Prices paid by non-manufacturing organizations for purchased materials and services decreased at a slower rate in January than in December. NAPM's Non-Manufacturing Price Index increased to 47.0 percent in January, compared to 45.5 percent in December. January marks the eleventh month of either a decrease or no change in prices paid by non-manufacturing industries after eight consecutive months of price increases.

The four industries reporting higher prices paid in January were: Mining; Retail Trade; Business Services; and Health Services.

Prices % Higher % Same % Lower Index
January 1999 11 72 17 47.0
December 1998 5 81 14 45.5
November 1998 5 80 15 45.0
October 1998 10 76 14 48.0
September 1998 5 79 16 44.5
August 1998 10 78 12 49.0
July 1998 9 76 15 47.0
June 1998 9 74 17 46.0
May 1998 10 76 14 48.0
April 1998 10 80 10 50.0
March 1998 10 78 12 49.0
February 1998 15 75 10 52.5

Non-Manufacturing Employment

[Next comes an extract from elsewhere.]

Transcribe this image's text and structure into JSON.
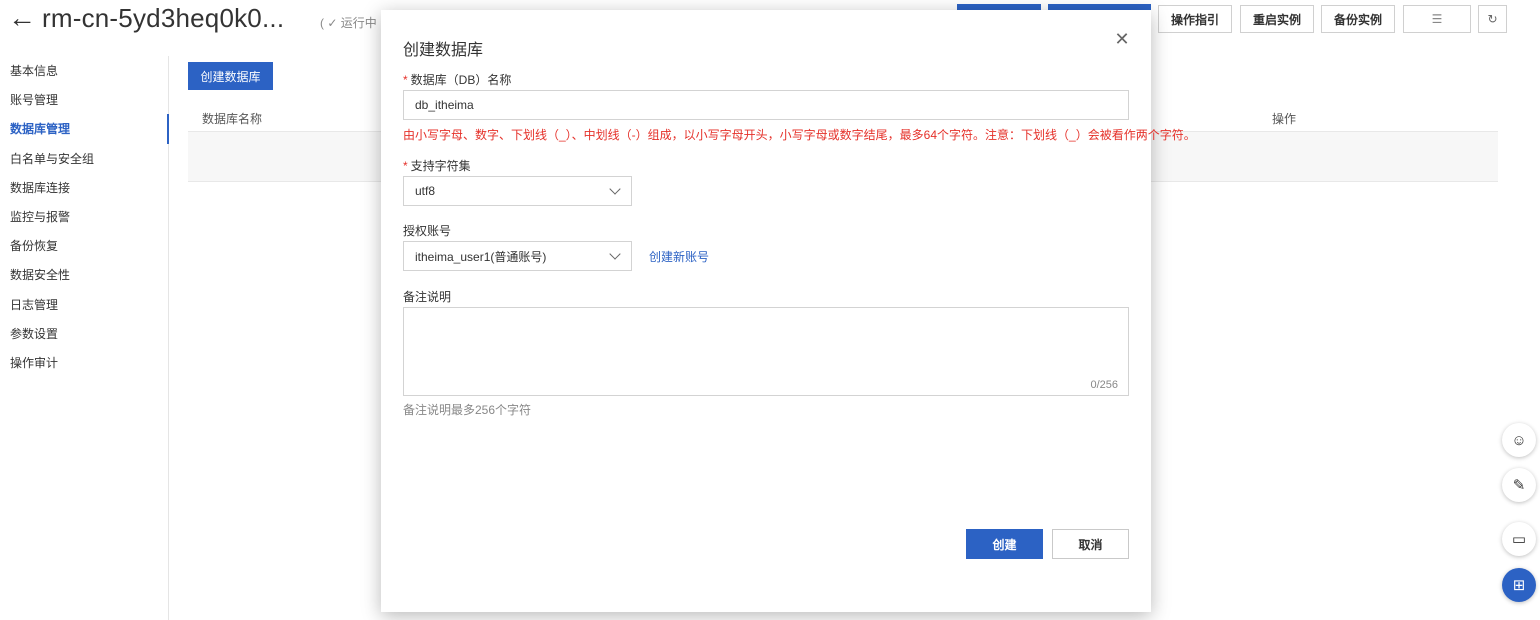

Employment in the non-manufacturing sector decreased in January for only the second time since the inception of the NAPM non-manufacturing business survey in July 1997. NAPM's Non-Manufacturing Employment Index for January was 49.5 percent, the same as for December. Comments from purchasers included: "Losing programmers to Y2K projects, cannot find qualified replacements," "Outsourcing — reduced in-house personnel," and "Added employees for new branches opened."

The industries reporting the highest rates of growth of employment in January were: Agriculture; Transportation; Business Services; Health Services; Communication; and Finance and Banking. The industries reporting the highest rates of employment decrease in January were: Insurance; Entertainment; Wholesale Trade; and Real Estate.

Employment % Higher % Same % Lower Index
January 1999 12 75 13 49.5
December 1998 13 73 14 49.5
November 1998 18 69 13 52.5
October 1998 16 73 11 52.5
September 1998 16 72 12 52.0
August 1998 15 74 11 52.0
July 1998 24 62 14 55.0
June 1998 22 65 13 54.5
May 1998 21 66 13 54.0
April 1998 18 70 12 53.0
March 1998 21 68 11 55.0
February 1998 20 64 16 52.0

*Other Services include:
Hotels, Rooming Houses, Camps, and Other Lodging Places; Personal Services; Automotive Repair, Services, and Parking; Miscellaneous Repair Services; Educational Services; Social Services; Museums, Art Galleries, and Botanical and Zoological Gardens; Membership Organizations; Engineering, Accounting, Research, Management, and Related Services; and Miscellaneous Services.



January 1999 Non-Manufacturing Report Continued ...